### Task:
Without changing a single character, copy every record below.

### Provided data:
Segment Open

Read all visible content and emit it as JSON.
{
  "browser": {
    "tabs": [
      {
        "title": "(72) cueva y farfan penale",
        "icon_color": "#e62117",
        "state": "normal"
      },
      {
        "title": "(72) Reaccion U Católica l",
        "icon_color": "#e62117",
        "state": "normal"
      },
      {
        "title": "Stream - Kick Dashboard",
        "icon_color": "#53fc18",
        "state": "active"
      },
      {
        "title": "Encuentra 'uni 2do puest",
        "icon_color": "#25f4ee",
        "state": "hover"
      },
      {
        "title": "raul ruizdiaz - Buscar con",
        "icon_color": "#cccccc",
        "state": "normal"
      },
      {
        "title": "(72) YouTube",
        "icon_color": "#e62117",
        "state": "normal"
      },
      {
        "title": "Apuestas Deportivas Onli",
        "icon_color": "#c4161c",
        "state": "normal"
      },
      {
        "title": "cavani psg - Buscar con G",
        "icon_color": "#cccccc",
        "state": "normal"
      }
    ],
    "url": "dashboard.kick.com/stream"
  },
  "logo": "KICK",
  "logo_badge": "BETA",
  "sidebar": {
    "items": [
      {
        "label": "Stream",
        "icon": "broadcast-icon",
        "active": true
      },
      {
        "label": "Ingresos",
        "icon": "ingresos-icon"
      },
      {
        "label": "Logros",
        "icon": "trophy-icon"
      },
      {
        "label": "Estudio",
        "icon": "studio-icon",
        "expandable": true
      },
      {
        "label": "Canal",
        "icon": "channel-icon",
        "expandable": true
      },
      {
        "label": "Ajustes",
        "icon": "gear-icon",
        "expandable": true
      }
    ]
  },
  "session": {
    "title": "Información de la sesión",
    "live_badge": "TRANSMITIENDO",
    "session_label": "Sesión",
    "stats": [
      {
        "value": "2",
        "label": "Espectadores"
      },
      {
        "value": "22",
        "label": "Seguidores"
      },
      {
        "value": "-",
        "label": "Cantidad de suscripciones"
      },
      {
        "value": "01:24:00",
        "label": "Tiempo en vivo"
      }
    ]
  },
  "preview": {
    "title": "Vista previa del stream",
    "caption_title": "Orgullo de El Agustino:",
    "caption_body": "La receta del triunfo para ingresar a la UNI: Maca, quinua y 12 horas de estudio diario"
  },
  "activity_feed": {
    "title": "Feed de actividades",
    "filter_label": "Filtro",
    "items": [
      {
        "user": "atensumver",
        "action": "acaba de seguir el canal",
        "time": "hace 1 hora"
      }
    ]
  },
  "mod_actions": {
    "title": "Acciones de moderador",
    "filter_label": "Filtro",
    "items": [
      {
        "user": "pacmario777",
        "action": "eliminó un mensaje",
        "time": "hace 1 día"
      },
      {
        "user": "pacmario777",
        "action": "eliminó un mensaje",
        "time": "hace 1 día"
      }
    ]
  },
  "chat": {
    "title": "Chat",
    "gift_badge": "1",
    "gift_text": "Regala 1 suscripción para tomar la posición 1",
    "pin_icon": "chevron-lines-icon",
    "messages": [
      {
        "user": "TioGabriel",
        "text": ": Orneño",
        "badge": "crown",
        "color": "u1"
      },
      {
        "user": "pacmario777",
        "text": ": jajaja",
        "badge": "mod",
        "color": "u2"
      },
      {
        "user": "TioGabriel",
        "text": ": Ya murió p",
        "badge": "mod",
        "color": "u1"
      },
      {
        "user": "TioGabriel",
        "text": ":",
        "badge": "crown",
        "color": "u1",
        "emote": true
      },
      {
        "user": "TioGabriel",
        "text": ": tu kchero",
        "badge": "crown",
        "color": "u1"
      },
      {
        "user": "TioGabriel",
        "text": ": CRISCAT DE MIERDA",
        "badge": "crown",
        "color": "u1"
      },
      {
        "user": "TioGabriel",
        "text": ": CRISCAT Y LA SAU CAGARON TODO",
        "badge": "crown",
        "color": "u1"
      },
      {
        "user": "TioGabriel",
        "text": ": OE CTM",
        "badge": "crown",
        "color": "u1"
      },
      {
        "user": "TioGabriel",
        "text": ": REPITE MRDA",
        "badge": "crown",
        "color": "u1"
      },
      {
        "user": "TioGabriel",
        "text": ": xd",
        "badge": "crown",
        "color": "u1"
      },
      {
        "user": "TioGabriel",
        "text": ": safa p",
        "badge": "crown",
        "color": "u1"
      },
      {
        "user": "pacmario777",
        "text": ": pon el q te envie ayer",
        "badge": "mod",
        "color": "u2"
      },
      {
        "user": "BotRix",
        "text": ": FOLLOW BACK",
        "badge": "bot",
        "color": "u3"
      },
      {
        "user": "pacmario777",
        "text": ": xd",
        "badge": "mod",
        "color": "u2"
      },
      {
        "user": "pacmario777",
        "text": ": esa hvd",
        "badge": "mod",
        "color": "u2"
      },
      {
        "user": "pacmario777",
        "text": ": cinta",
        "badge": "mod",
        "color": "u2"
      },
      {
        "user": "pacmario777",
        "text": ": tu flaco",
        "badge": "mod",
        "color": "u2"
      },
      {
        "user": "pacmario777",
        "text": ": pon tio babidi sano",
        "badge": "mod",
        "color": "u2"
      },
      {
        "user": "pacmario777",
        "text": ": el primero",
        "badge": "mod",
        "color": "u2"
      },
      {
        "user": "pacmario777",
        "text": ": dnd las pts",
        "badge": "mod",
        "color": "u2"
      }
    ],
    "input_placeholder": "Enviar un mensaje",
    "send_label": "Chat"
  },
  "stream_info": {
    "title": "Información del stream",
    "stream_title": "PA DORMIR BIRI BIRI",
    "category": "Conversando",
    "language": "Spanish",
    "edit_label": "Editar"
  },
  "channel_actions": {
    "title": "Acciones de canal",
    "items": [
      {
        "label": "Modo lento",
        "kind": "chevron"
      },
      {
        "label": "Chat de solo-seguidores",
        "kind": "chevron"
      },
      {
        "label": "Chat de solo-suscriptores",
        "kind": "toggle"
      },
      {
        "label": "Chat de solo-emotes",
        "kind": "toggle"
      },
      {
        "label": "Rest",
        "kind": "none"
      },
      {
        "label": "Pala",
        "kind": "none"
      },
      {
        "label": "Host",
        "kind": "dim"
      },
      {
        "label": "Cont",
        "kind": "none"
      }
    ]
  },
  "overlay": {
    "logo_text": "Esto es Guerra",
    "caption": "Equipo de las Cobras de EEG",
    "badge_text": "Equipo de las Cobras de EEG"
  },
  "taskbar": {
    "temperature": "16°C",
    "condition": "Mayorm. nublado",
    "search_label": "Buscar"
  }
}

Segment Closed

### Response area:
Read all visible content and emit it as JSON.
{
  "browser": {
    "tabs": [
      {
        "title": "(72) cueva y farfan penale",
        "icon_color": "#e62117",
        "state": "normal"
      },
      {
        "title": "(72) Reaccion U Católica l",
        "icon_color": "#e62117",
        "state": "normal"
      },
      {
        "title": "Stream - Kick Dashboard",
        "icon_color": "#53fc18",
        "state": "active"
      },
      {
        "title": "Encuentra 'uni 2do puest",
        "icon_color": "#25f4ee",
        "state": "hover"
      },
      {
        "title": "raul ruizdiaz - Buscar con",
        "icon_color": "#cccccc",
        "state": "normal"
      },
      {
        "title": "(72) YouTube",
        "icon_color": "#e62117",
        "state": "normal"
      },
      {
        "title": "Apuestas Deportivas Onli",
        "icon_color": "#c4161c",
        "state": "normal"
      },
      {
        "title": "cavani psg - Buscar con G",
        "icon_color": "#cccccc",
        "state": "normal"
      }
    ],
    "url": "dashboard.kick.com/stream"
  },
  "logo": "KICK",
  "logo_badge": "BETA",
  "sidebar": {
    "items": [
      {
        "label": "Stream",
        "icon": "broadcast-icon",
        "active": true
      },
      {
        "label": "Ingresos",
        "icon": "ingresos-icon"
      },
      {
        "label": "Logros",
        "icon": "trophy-icon"
      },
      {
        "label": "Estudio",
        "icon": "studio-icon",
        "expandable": true
      },
      {
        "label": "Canal",
        "icon": "channel-icon",
        "expandable": true
      },
      {
        "label": "Ajustes",
        "icon": "gear-icon",
        "expandable": true
      }
    ]
  },
  "session": {
    "title": "Información de la sesión",
    "live_badge": "TRANSMITIENDO",
    "session_label": "Sesión",
    "stats": [
      {
        "value": "2",
        "label": "Espectadores"
      },
      {
        "value": "22",
        "label": "Seguidores"
      },
      {
        "value": "-",
        "label": "Cantidad de suscripciones"
      },
      {
        "value": "01:24:00",
        "label": "Tiempo en vivo"
      }
    ]
  },
  "preview": {
    "title": "Vista previa del stream",
    "caption_title": "Orgullo de El Agustino:",
    "caption_body": "La receta del triunfo para ingresar a la UNI: Maca, quinua y 12 horas de estudio diario"
  },
  "activity_feed": {
    "title": "Feed de actividades",
    "filter_label": "Filtro",
    "items": [
      {
        "user": "atensumver",
        "action": "acaba de seguir el canal",
        "time": "hace 1 hora"
      }
    ]
  },
  "mod_actions": {
    "title": "Acciones de moderador",
    "filter_label": "Filtro",
    "items": [
      {
        "user": "pacmario777",
        "action": "eliminó un mensaje",
        "time": "hace 1 día"
      },
      {
        "user": "pacmario777",
        "action": "eliminó un mensaje",
        "time": "hace 1 día"
      }
    ]
  },
  "chat": {
    "title": "Chat",
    "gift_badge": "1",
    "gift_text": "Regala 1 suscripción para tomar la posición 1",
    "pin_icon": "chevron-lines-icon",
    "messages": [
      {
        "user": "TioGabriel",
        "text": ": Orneño",
        "badge": "crown",
        "color": "u1"
      },
      {
        "user": "pacmario777",
        "text": ": jajaja",
        "badge": "mod",
        "color": "u2"
      },
      {
        "user": "TioGabriel",
        "text": ": Ya murió p",
        "badge": "mod",
        "color": "u1"
      },
      {
        "user": "TioGabriel",
        "text": ":",
        "badge": "crown",
        "color": "u1",
        "emote": true
      },
      {
        "user": "TioGabriel",
        "text": ": tu kchero",
        "badge": "crown",
        "color": "u1"
      },
      {
        "user": "TioGabriel",
        "text": ": CRISCAT DE MIERDA",
        "badge": "crown",
        "color": "u1"
      },
      {
        "user": "TioGabriel",
        "text": ": CRISCAT Y LA SAU CAGARON TODO",
        "badge": "crown",
        "color": "u1"
      },
      {
        "user": "TioGabriel",
        "text": ": OE CTM",
        "badge": "crown",
        "color": "u1"
      },
      {
        "user": "TioGabriel",
        "text": ": REPITE MRDA",
        "badge": "crown",
        "color": "u1"
      },
      {
        "user": "TioGabriel",
        "text": ": xd",
        "badge": "crown",
        "color": "u1"
      },
      {
        "user": "TioGabriel",
        "text": ": safa p",
        "badge": "crown",
        "color": "u1"
      },
      {
        "user": "pacmario777",
        "text": ": pon el q te envie ayer",
        "badge": "mod",
        "color": "u2"
      },
      {
        "user": "BotRix",
        "text": ": FOLLOW BACK",
        "badge": "bot",
        "color": "u3"
      },
      {
        "user": "pacmario777",
        "text": ": xd",
        "badge": "mod",
        "color": "u2"
      },
      {
        "user": "pacmario777",
        "text": ": esa hvd",
        "badge": "mod",
        "color": "u2"
      },
      {
        "user": "pacmario777",
        "text": ": cinta",
        "badge": "mod",
        "color": "u2"
      },
      {
        "user": "pacmario777",
        "text": ": tu flaco",
        "badge": "mod",
        "color": "u2"
      },
      {
        "user": "pacmario777",
        "text": ": pon tio babidi sano",
        "badge": "mod",
        "color": "u2"
      },
      {
        "user": "pacmario777",
        "text": ": el primero",
        "badge": "mod",
        "color": "u2"
      },
      {
        "user": "pacmario777",
        "text": ": dnd las pts",
        "badge": "mod",
        "color": "u2"
      }
    ],
    "input_placeholder": "Enviar un mensaje",
    "send_label": "Chat"
  },
  "stream_info": {
    "title": "Información del stream",
    "stream_title": "PA DORMIR BIRI BIRI",
    "category": "Conversando",
    "language": "Spanish",
    "edit_label": "Editar"
  },
  "channel_actions": {
    "title": "Acciones de canal",
    "items": [
      {
        "label": "Modo lento",
        "kind": "chevron"
      },
      {
        "label": "Chat de solo-seguidores",
        "kind": "chevron"
      },
      {
        "label": "Chat de solo-suscriptores",
        "kind": "toggle"
      },
      {
        "label": "Chat de solo-emotes",
        "kind": "toggle"
      },
      {
        "label": "Rest",
        "kind": "none"
      },
      {
        "label": "Pala",
        "kind": "none"
      },
      {
        "label": "Host",
        "kind": "dim"
      },
      {
        "label": "Cont",
        "kind": "none"
      }
    ]
  },
  "overlay": {
    "logo_text": "Esto es Guerra",
    "caption": "Equipo de las Cobras de EEG",
    "badge_text": "Equipo de las Cobras de EEG"
  },
  "taskbar": {
    "temperature": "16°C",
    "condition": "Mayorm. nublado",
    "search_label": "Buscar"
  }
}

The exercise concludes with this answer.